Members of the Transition Collaborative Group are given under the heading Collaborators. Collaborators The Transition Collaborative Group consists of the authors of this paper and other co-applicants: Angela Bate, Newcastle University, Caroline Bennett, Council for Disabled Children, London, Gail Dovey-Pearce, Northumbria Healthcare NHS Foundation Trust, Janet McDonagh, University of Manchester, Tim Rapley, Northumbria University,Newcastle, Debbie Reape, Northumbria Healthcare NHS Foundation Trust, Luke Vale, Newcastle University; Advisors: Nichola Chater, Northumberland Tyne and Wear Mental health NHS Trust, Helena Gleeson, Queen Elizabeth Hospital, Birmingham; Local investigators: Anastasia Bem, Norfolk and Norwich University Hospital, Stuart Bennett, Rake Lane Hospital, North Shields, Amanda Billson, Royal United Hospital Bath NHS Foundation Trust, Stephen Bruce, Rake Lane Hospital, North Shields, Tim Cheetham, Great North Children’s Hospital, Newcastle, Diana Howlett, Sirona Care and Health, Bristol, Zilla Huma, Formerly Frimley Health NHS Foundation Trust, Mark Linden, Queens University Belfast, Maria Lohan, Queens University Belfast, Melanie Meek, Avon and Wiltshire Mental Health Partnership NHS Trust, Jenny Milne, Tyne, Esk and Wear Valley Mental Health NHS Trust, Julie Owens, Northumbria Healthcare NHS Foundation Trust, Fiona Regan, Frimley Health NHS Foundation Trust, Nandu Thalange, Norfolk and Norwich University Hospital.AIM: We hypothesized that participant well-being and satisfaction with services would be positively associated with a satisfactory clinical course during transition from child to adult health care.
METHODS: Some 150 young people with Type 1 diabetes mellitus from five diabetes units in England were recruited to a longitudinal study of transition. Each young person was visited at home four times by a research assistant; each visit was 1 year apart. Satisfaction with services (Mind the Gap; MTG) and mental well-being (Warwick-Edinburgh Mental Well-being Scale; WEMWBS) were captured. Change in HbA1c , episodes of ketoacidosis, clinic and retinal screening attendance were used to assess clinical course. In total, 108 of 150 (72%) young people had sufficient data for analysis at visit 4.

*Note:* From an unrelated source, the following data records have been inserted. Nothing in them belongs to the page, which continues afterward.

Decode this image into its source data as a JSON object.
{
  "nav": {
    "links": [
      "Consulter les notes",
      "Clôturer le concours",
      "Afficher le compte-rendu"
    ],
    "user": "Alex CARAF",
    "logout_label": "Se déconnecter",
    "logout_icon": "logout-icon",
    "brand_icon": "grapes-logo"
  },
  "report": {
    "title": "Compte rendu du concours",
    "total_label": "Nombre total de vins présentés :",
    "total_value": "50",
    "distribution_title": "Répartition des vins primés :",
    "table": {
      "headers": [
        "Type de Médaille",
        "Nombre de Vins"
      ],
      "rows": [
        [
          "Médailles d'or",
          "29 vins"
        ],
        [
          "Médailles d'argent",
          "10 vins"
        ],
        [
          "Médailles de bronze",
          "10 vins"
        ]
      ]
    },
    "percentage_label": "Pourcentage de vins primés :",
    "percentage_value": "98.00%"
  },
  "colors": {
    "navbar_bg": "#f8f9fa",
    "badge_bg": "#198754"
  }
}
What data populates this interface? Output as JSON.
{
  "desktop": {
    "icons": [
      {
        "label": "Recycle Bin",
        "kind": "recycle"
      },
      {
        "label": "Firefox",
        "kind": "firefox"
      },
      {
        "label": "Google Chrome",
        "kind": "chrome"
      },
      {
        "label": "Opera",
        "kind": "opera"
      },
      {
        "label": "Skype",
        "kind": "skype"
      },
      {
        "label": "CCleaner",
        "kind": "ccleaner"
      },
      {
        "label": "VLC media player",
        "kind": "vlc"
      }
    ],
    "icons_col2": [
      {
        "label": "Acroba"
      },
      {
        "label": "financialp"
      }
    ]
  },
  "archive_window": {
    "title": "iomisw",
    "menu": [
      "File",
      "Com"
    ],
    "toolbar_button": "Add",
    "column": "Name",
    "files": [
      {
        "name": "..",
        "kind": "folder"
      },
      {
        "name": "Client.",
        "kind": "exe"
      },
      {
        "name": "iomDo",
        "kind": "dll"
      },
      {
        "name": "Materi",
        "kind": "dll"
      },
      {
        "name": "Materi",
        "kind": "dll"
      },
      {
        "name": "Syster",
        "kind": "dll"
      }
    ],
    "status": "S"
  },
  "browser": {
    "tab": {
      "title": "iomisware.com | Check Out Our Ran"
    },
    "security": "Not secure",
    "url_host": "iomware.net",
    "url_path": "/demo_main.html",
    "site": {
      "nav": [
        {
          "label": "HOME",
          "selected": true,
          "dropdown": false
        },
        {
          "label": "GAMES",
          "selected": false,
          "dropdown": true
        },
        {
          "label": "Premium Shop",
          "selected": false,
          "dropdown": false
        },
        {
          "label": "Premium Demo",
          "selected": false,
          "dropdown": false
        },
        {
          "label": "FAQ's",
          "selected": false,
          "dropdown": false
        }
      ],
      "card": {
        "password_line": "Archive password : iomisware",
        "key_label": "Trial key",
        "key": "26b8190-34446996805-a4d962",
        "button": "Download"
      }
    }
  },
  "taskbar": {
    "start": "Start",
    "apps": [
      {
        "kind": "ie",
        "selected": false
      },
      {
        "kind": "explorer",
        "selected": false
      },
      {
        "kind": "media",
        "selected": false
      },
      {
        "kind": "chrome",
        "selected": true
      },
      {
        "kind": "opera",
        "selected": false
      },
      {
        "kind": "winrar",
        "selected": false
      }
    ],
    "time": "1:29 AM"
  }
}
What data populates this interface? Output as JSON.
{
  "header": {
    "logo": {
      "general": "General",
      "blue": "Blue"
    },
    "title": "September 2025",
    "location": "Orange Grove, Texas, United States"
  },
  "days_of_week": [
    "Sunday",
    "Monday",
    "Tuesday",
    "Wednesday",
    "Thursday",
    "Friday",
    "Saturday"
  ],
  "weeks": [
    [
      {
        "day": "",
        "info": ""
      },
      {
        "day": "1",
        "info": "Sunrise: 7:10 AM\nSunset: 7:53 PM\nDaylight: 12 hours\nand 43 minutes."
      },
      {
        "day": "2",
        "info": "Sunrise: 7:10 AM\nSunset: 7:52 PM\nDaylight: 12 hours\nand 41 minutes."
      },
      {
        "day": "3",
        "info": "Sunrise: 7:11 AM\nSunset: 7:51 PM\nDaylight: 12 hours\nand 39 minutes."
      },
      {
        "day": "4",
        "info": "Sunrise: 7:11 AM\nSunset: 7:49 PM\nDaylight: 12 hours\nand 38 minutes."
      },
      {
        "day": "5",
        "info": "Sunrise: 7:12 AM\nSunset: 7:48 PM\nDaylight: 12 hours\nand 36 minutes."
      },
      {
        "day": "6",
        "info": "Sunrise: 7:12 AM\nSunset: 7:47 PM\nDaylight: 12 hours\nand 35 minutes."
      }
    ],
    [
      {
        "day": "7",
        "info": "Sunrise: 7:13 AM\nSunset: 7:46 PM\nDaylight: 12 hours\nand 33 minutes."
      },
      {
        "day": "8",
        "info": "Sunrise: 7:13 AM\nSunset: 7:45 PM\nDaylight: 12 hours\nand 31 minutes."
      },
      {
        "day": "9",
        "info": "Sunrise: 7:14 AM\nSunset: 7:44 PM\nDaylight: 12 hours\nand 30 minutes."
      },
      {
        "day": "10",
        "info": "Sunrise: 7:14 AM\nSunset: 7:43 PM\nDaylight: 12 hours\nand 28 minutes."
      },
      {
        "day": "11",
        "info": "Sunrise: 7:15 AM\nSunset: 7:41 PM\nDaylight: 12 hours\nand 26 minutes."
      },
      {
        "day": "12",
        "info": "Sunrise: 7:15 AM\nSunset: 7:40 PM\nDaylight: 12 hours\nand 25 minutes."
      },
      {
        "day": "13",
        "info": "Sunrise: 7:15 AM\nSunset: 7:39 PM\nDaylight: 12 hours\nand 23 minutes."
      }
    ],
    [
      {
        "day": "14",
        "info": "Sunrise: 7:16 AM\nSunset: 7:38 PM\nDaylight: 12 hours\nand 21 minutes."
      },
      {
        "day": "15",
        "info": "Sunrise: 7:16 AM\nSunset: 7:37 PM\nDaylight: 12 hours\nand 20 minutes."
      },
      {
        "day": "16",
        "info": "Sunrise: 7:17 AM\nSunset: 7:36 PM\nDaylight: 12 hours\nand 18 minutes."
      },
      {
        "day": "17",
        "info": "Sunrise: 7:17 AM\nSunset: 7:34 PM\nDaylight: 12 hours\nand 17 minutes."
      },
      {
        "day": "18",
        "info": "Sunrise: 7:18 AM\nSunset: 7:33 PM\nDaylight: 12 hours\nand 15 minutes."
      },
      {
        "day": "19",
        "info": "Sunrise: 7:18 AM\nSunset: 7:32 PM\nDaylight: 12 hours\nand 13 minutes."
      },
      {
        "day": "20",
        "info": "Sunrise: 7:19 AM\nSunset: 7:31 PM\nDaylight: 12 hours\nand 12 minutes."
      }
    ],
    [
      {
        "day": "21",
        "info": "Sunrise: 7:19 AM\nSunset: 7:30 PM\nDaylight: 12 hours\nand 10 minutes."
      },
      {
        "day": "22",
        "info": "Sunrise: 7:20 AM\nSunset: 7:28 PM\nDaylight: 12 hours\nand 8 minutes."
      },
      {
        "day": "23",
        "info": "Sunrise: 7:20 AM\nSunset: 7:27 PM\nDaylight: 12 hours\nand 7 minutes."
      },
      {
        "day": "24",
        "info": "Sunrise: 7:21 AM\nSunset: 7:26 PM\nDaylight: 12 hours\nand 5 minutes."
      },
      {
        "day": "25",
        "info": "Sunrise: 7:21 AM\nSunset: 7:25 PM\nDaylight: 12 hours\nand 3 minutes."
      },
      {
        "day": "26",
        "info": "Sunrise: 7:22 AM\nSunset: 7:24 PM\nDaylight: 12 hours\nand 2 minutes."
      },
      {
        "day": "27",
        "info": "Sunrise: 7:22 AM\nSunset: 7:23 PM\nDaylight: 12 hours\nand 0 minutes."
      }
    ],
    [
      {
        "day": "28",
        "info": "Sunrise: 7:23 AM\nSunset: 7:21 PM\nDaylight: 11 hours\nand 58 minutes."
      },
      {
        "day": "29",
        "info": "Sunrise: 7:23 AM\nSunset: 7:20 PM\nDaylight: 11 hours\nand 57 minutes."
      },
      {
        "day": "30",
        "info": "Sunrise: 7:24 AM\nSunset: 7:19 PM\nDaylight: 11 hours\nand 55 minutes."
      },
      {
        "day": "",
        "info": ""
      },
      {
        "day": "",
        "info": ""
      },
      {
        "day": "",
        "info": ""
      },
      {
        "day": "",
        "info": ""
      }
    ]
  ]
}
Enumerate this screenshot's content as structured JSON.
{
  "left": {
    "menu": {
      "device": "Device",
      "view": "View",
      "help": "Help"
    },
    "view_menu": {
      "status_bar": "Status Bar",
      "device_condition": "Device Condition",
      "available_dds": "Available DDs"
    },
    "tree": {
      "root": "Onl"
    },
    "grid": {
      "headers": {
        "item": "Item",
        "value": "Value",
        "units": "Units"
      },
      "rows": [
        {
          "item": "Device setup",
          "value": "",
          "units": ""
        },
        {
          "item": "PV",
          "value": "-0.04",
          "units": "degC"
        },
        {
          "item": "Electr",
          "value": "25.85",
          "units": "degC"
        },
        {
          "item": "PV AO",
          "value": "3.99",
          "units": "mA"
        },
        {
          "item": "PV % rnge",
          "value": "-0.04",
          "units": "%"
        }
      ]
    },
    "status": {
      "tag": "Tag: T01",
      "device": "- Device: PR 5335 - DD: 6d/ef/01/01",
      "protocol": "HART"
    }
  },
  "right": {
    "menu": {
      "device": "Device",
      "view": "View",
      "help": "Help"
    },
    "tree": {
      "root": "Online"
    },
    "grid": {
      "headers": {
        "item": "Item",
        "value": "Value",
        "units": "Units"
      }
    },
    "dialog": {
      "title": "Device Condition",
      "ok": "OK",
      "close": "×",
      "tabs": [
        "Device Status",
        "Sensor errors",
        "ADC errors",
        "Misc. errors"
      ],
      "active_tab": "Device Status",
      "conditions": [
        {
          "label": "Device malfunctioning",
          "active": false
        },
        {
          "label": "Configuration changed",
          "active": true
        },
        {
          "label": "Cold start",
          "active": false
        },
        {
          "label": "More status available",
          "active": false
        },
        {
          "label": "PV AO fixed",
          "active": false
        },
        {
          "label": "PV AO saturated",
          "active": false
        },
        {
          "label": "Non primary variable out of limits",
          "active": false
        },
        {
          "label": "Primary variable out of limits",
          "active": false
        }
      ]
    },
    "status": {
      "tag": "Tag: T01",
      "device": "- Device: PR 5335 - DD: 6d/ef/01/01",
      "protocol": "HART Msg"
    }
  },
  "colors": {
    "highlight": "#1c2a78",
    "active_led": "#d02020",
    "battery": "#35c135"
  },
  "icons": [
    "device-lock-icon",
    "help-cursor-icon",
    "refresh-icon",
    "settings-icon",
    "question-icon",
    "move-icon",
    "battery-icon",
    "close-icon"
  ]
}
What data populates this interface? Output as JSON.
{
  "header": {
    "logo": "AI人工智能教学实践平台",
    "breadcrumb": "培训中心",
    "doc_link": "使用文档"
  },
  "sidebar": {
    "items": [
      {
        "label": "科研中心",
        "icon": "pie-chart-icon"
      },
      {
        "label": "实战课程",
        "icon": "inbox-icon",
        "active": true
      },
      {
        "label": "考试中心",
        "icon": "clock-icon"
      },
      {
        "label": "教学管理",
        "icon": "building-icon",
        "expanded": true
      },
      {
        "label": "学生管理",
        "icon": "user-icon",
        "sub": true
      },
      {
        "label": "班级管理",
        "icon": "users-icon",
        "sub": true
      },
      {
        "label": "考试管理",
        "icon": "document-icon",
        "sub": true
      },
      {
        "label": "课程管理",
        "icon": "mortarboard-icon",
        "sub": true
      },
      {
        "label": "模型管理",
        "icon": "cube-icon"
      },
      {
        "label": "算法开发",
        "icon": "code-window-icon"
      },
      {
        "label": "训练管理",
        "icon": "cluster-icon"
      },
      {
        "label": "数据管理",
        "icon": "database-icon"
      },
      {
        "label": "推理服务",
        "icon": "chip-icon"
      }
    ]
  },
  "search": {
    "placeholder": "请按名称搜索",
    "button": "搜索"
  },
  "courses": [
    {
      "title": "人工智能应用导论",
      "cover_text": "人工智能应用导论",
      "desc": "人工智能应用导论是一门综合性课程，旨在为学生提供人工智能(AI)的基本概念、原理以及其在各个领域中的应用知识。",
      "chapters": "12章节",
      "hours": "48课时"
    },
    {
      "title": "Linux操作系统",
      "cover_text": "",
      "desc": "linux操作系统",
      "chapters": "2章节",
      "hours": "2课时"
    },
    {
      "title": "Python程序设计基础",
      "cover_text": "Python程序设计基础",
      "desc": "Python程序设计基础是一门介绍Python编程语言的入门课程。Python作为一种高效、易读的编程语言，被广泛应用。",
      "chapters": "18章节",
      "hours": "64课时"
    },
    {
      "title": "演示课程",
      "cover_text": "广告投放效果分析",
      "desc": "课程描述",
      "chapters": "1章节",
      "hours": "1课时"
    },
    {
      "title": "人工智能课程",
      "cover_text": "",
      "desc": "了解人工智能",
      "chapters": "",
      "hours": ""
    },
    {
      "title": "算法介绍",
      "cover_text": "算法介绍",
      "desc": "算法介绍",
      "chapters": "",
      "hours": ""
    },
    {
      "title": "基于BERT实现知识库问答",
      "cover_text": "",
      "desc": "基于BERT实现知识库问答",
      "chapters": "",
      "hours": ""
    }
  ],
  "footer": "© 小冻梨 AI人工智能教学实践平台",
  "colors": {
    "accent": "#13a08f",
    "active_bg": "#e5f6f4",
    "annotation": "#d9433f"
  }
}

RESULTS: Mean age at entry was 16 years. By visit 4, 81.5% had left paediatric healthcare services. Median HbA1c increased significantly (P = 0.01) from 69 mmol/mol (8.5%) at baseline to 75 mmol/mol (9.0%) at visit 4. WEMWBS scores were comparable with those in the general population at baseline and were stable over the study period. MTG scores were also stable. By visit 4, some 32 individuals had a 'satisfactory' and 76 a 'suboptimal' clinical course. There were no significant differences in average WEMWBS and MTG scores between the clinical course groups (P = 0.96, 0.52 respectively); nor was there a significant difference in transfer status between the clinical course groups.
CONCLUSIONS: The well-being of young people with diabetes and their satisfaction with transition services are not closely related to their clinical course. Investigating whether innovative psycho-educational interventions can improve the clinical course is a research priority.